- Games, Toys, and Hobbies
Gravel Shooters or Slingshots
Remembrances of my childhood...
When I was a bright boy of eight I let my ‘gravel shooter’ do the talking. After my buddies saw mine they all wanted one too, so the neighborhood guys were all eyes and ears listenin’ and watchin’ with intensity as I described the latest gadget to catch our fancy back in the summer of 1951. My dad had shown my brothers and me just how to make and use a homemade gravel shooter to put a dent in an old tin can or how to scare an old neighborhood cat caught diggin’ around in your mom’s flower bed . First of all he said the handle needed to be a good hardwood that was not only strong but tough as well. We had a couple dogwood trees and he said that was good wood if the fork was right. He said he made plenty of them when he was a youngster using dogwood, hickory and oak and I’d say he did. My dad always said that you could do anything you set your mind to it.

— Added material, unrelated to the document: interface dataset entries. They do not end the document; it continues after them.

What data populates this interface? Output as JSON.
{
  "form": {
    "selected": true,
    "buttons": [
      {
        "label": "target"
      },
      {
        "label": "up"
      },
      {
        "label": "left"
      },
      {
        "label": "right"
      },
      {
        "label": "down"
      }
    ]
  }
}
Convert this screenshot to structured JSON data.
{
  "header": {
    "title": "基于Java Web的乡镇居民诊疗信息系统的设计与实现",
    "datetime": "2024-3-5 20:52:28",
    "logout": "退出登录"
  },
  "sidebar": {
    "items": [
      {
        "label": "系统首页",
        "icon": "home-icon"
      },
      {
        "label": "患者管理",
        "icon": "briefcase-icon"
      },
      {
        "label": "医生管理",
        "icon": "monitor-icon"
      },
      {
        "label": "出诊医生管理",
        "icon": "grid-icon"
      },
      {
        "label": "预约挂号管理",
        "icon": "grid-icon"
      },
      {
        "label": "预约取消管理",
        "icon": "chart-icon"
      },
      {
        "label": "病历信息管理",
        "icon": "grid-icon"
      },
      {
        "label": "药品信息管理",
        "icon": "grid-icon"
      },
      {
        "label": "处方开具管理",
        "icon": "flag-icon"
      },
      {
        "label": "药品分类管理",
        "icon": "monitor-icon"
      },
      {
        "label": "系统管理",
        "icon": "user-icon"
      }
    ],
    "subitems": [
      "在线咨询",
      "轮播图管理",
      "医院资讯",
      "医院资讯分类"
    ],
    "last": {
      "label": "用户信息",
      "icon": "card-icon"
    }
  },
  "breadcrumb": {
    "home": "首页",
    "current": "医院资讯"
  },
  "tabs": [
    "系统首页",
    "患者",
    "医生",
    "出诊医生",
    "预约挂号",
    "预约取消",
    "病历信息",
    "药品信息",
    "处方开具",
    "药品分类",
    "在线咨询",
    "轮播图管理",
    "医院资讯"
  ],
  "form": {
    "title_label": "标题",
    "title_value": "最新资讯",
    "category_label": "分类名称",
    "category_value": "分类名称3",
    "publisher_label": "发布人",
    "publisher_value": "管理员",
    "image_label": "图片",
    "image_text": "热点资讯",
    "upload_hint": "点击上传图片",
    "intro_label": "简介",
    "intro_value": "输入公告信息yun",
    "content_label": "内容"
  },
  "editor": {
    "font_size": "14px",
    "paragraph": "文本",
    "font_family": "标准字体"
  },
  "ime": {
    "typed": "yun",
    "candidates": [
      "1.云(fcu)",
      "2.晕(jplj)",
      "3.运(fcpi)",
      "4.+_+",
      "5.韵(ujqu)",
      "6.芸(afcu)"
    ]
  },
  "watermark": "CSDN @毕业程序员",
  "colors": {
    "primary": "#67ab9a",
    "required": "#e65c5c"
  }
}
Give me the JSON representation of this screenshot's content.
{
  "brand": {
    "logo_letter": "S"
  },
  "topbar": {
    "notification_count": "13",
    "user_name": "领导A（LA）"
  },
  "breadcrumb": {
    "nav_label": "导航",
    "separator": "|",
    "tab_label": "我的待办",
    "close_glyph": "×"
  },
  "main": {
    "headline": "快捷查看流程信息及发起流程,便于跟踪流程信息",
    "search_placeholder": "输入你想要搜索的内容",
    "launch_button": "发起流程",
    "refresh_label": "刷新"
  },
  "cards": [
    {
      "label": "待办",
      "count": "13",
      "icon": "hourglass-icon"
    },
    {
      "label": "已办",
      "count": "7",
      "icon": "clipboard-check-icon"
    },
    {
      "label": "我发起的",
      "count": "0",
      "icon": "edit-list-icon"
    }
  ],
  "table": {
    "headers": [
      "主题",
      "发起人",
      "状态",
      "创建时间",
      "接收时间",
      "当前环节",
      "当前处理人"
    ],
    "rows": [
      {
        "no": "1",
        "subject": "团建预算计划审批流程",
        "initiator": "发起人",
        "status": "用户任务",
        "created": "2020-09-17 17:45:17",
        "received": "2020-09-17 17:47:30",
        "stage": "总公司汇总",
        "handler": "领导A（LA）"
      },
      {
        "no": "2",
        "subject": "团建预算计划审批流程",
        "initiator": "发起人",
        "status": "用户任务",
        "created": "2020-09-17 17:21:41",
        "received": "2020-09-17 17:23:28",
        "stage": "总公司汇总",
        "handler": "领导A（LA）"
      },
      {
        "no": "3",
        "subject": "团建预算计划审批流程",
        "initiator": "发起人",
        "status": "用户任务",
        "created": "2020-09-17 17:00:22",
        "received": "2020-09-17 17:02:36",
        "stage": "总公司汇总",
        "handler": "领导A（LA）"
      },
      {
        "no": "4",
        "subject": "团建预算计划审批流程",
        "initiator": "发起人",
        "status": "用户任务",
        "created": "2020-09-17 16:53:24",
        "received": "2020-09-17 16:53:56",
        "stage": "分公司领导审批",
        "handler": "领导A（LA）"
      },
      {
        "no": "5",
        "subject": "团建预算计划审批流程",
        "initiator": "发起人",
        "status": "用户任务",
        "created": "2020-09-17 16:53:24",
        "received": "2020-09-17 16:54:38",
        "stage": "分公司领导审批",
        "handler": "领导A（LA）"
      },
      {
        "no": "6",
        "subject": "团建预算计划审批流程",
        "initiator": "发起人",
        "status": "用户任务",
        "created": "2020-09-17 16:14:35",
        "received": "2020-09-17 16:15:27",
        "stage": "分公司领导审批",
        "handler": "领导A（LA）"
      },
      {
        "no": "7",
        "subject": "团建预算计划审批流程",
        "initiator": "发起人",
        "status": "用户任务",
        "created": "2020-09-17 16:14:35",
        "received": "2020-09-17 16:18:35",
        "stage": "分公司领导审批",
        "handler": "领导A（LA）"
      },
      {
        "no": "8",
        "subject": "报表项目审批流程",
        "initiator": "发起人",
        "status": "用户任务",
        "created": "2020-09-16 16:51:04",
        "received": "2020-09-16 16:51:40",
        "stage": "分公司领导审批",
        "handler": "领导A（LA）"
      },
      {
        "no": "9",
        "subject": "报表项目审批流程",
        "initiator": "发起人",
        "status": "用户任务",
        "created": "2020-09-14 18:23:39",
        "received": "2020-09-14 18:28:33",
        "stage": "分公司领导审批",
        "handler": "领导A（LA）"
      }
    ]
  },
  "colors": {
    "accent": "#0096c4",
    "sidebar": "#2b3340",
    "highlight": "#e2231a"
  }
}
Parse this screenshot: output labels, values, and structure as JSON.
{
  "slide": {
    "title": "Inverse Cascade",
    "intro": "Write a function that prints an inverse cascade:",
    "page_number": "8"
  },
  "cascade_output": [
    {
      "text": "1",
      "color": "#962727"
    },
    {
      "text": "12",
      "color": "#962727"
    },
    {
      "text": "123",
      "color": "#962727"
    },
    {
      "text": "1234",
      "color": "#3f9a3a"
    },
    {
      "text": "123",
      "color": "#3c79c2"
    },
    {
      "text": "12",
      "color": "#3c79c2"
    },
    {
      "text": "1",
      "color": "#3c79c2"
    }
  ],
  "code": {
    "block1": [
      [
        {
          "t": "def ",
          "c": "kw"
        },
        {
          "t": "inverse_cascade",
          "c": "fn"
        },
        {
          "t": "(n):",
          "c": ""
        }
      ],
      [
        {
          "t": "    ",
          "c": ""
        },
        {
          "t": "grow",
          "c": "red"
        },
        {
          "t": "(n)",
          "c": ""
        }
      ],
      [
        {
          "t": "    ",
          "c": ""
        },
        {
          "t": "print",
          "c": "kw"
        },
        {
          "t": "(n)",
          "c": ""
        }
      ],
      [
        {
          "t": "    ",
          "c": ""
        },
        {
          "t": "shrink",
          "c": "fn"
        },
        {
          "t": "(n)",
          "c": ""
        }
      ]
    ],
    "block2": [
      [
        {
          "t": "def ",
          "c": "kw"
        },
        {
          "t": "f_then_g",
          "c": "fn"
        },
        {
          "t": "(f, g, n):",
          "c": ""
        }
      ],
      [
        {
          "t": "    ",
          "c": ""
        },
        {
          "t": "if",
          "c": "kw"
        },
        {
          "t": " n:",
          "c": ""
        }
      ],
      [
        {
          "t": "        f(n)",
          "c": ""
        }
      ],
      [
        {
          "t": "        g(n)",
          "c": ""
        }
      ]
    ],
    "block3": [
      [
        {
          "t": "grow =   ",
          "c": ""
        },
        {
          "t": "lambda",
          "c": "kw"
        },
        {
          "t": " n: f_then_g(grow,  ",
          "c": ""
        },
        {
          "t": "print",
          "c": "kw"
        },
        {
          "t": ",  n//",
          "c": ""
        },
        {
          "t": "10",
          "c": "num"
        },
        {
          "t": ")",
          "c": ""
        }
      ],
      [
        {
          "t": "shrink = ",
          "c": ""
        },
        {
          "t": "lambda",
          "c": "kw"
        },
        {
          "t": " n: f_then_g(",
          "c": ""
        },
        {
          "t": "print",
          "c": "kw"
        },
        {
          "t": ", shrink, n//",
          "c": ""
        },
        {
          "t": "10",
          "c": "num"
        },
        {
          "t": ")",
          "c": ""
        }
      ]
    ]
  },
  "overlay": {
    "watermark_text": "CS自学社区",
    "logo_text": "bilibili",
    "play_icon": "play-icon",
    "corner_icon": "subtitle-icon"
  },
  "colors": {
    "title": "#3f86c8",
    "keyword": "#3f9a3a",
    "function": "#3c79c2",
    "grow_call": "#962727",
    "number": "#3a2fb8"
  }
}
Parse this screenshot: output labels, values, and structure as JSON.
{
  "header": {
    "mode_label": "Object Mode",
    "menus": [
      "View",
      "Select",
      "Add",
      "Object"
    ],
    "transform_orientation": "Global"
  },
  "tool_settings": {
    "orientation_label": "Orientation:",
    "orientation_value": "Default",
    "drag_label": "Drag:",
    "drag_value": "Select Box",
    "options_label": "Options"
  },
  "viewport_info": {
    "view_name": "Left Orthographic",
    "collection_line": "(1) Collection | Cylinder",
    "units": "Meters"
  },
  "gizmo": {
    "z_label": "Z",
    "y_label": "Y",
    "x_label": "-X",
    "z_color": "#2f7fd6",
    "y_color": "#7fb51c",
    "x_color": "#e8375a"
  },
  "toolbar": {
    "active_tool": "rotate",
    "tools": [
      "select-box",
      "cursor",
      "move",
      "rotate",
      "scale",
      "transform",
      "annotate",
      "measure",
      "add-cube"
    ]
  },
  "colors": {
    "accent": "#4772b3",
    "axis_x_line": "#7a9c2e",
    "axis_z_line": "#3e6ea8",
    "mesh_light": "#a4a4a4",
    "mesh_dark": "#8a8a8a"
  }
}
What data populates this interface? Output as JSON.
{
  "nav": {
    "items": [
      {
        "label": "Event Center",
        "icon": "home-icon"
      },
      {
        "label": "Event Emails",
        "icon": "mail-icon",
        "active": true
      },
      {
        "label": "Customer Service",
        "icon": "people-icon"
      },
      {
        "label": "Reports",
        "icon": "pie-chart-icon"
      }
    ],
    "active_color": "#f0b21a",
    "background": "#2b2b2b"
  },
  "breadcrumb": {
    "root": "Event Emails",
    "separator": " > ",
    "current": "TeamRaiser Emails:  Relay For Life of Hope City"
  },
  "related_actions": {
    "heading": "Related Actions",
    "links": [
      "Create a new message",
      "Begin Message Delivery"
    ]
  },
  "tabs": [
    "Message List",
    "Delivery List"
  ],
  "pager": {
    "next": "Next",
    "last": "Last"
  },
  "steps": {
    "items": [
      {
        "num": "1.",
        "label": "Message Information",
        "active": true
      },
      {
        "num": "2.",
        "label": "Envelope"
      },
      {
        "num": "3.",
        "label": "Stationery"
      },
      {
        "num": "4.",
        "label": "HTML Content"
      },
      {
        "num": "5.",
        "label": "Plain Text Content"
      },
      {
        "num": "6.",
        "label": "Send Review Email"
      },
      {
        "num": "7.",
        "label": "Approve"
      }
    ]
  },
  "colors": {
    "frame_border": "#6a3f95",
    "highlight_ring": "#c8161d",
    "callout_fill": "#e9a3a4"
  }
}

Did you ever have or shoot a slingshot?
If you looked hard enough...
Besides the wooden forked handle, you needed an old inner tube from a bicycle tire and a tongue out of an old shoe. If you looked hard enough you might also find a tube from a spent flat tire at a service station or a neighbor who might work on cars. You could really make a lot of gravel shooters from an old car tire tube. You would use a sharp knife or large scissors to cut two strips of rubber around ½ an inch wide by 12 to 14 inches long. Each stripe of rubber was then positioned over the right and the left forks of the handle and fastened with a piece of bailing wire twisted tightly to secure the strips to the handle the other two ends were attached to each side of an old shoe tongue making a pocket for the rocks to be hurled or shot.
You needed to ‘try it out’...
Dad said that the after you finished makin’ one you needed to ‘try it out’ on something. We had plenty of old cans in the trash for us to shoot at so we had plenty of targets. Dad also said to never aim at another person or even the little birds because the stones traveled at a fast speed and could kill a little bird and maybe put an eye out so we always promised him that we would not shot at birds or people. Some boys got to callin’ them sling shots, but I don’t guess it mattered much just what you called them as long as they did the job and those that dad showed us how to make stood the test. He said the smooth stones were the best to use and I tried my best to keep my left side pocket of my overalls full of rocks I had already selected. I kept my shootin’ marbles in the right side pocket.